We asked members of our medical staff to answer some common questions they
hear from their patients.
Q: How can I deal with my chronic constipation?
A: A common complaint that I get that is often overlooked is normal bowel
health. Chronic constipation—meaning not having a soft, easy to
pass bowel movement daily is something that affects people of all ages.
From newborns to people in their 80s and 90s having a daily soft bowel
movement should be a normal part of everyone's life. Many times this
is not taught and is something that is not part of normal conversation
for most people.
If someone is having hard, pellet-like stools or blood in their stool—that
is not normal. Although people do have different amounts and times that
they go without having a bowel movement—that's okay—as
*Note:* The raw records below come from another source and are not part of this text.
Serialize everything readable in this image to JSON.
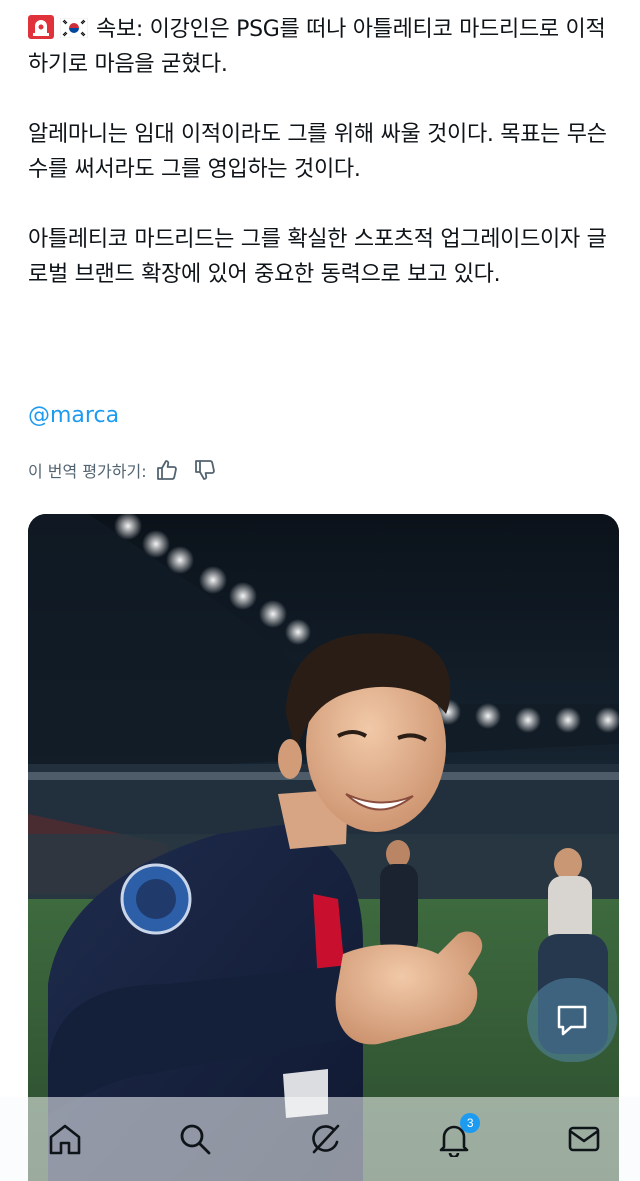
{
  "post": {
    "paragraph_1": "속보: 이강인은 PSG를 떠나 아틀레티코 마드리드로 이적하기로 마음을 굳혔다.",
    "paragraph_2": "알레마니는 임대 이적이라도 그를 위해 싸울 것이다. 목표는 무슨 수를 써서라도 그를 영입하는 것이다.",
    "paragraph_3": "아틀레티코 마드리드는 그를 확실한 스포츠적 업그레이드이자 글로벌 브랜드 확장에 있어 중요한 동력으로 보고 있다.",
    "emojis": [
      "siren-emoji",
      "south-korea-flag-emoji"
    ],
    "handle": "@marca"
  },
  "translation_rating": {
    "label": "이 번역 평가하기:",
    "icons": [
      "thumbs-up-icon",
      "thumbs-down-icon"
    ]
  },
  "media": {
    "icons": [
      "photo-of-player"
    ]
  },
  "fab": {
    "icon": "compose-icon"
  },
  "bottom_nav": {
    "items": [
      {
        "icon": "home-icon"
      },
      {
        "icon": "search-icon"
      },
      {
        "icon": "grok-icon"
      },
      {
        "icon": "notifications-icon",
        "badge": "3"
      },
      {
        "icon": "messages-icon"
      }
    ]
  },
  "colors": {
    "link": "#1d9bf0",
    "text": "#0f1419",
    "muted": "#536471",
    "badge": "#1d9bf0"
  }
}
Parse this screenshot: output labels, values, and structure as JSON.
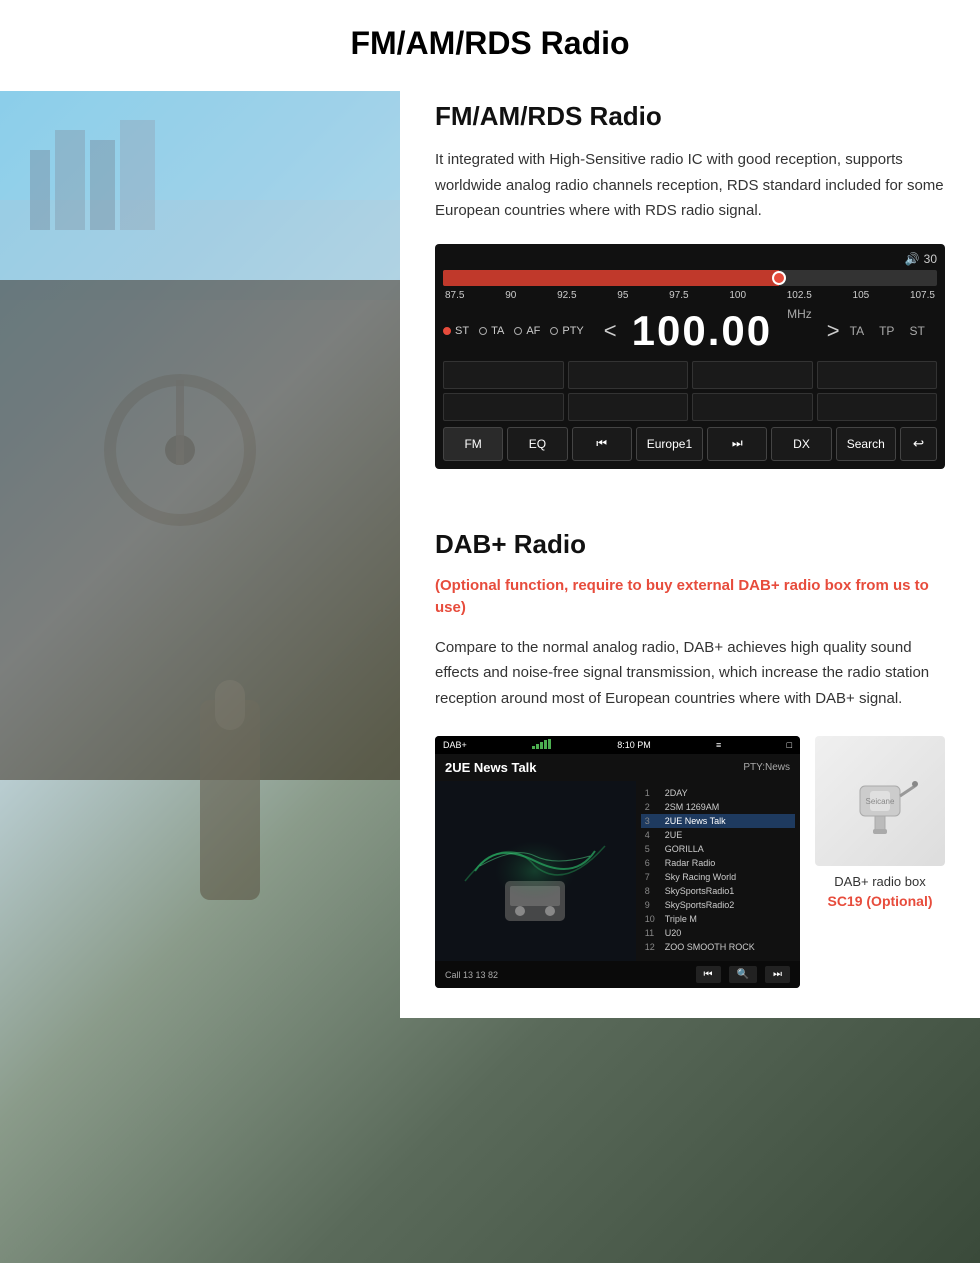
{
  "page": {
    "main_title": "FM/AM/RDS Radio",
    "header_divider": true
  },
  "fm_section": {
    "title": "FM/AM/RDS Radio",
    "description": "It integrated with High-Sensitive radio IC with good reception, supports worldwide analog radio channels reception, RDS standard included for some European countries where with RDS radio signal.",
    "radio_ui": {
      "volume_icon": "🔊",
      "volume_level": "30",
      "freq_labels": [
        "87.5",
        "90",
        "92.5",
        "95",
        "97.5",
        "100",
        "102.5",
        "105",
        "107.5"
      ],
      "options": [
        "ST",
        "TA",
        "AF",
        "PTY"
      ],
      "current_freq": "100.00",
      "unit": "MHz",
      "nav": {
        "prev": "<",
        "next": ">"
      },
      "right_options": [
        "TA",
        "TP",
        "ST"
      ],
      "buttons": [
        "FM",
        "EQ",
        "⏮",
        "Europe1",
        "⏭",
        "DX",
        "Search",
        "↩"
      ]
    }
  },
  "dab_section": {
    "title": "DAB+ Radio",
    "optional_text": "(Optional function, require to buy external DAB+ radio box from us to use)",
    "description": "Compare to the normal analog radio, DAB+ achieves high quality sound effects and noise-free signal transmission, which increase the radio station reception around most of European countries where with DAB+ signal.",
    "dab_ui": {
      "label": "DAB+",
      "time": "8:10 PM",
      "station": "2UE News Talk",
      "pty": "PTY:News",
      "station_list": [
        {
          "num": "1",
          "name": "2DAY"
        },
        {
          "num": "2",
          "name": "2SM 1269AM"
        },
        {
          "num": "3",
          "name": "2UE News Talk"
        },
        {
          "num": "4",
          "name": "2UE"
        },
        {
          "num": "5",
          "name": "GORILLA"
        },
        {
          "num": "6",
          "name": "Radar Radio"
        },
        {
          "num": "7",
          "name": "Sky Racing World"
        },
        {
          "num": "8",
          "name": "SkySportsRadio1"
        },
        {
          "num": "9",
          "name": "SkySportsRadio2"
        },
        {
          "num": "10",
          "name": "Triple M"
        },
        {
          "num": "11",
          "name": "U20"
        },
        {
          "num": "12",
          "name": "ZOO SMOOTH ROCK"
        }
      ],
      "call_text": "Call 13 13 82"
    },
    "dab_box": {
      "label": "DAB+ radio box",
      "model": "SC19 (Optional)"
    }
  }
}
long as the stool is soft, without blood and there is no straining to
have to go.
Many times just having a short conversation on things to do to have a soft
bowel movement can make a difference. It also means not having to take
any medicines. The amount of water and liquids we have in our diet, in
addition to fiber can play a major role in the difference between a hard
stool and a soft stool. A quick rule of thumb is to take your weight in
pounds and divide it in half. That is the number of ounces of water you
should strive to drink in a day. Trying to use a dissolvable fiber in
addition to high-fiber fruits and vegetables is a great long term solution.
Many people wonder why this matters? Chronic constipation can lead to many
things, ranging from bed wetting and chronic bladder infections to leakage
of stool. It can lead to pockets in the colon called diverticulosis, these
can become infected and cause areas of infection and inflammation. In
addition, many people become dependent upon laxatives or medications taken
daily to have a bowel movement.
Although it is sometimes a topic of taboo—we need to pay attention
to our poo!
Erica Rinker, MD recently joined Campbell County Medical Group
Family Medicine in the
Main Clinic on the south side of
Campbell County Memorial Hospital. She is now accepting new patients of all ages. Call 307.688.3636 for
an appointment. Learn more at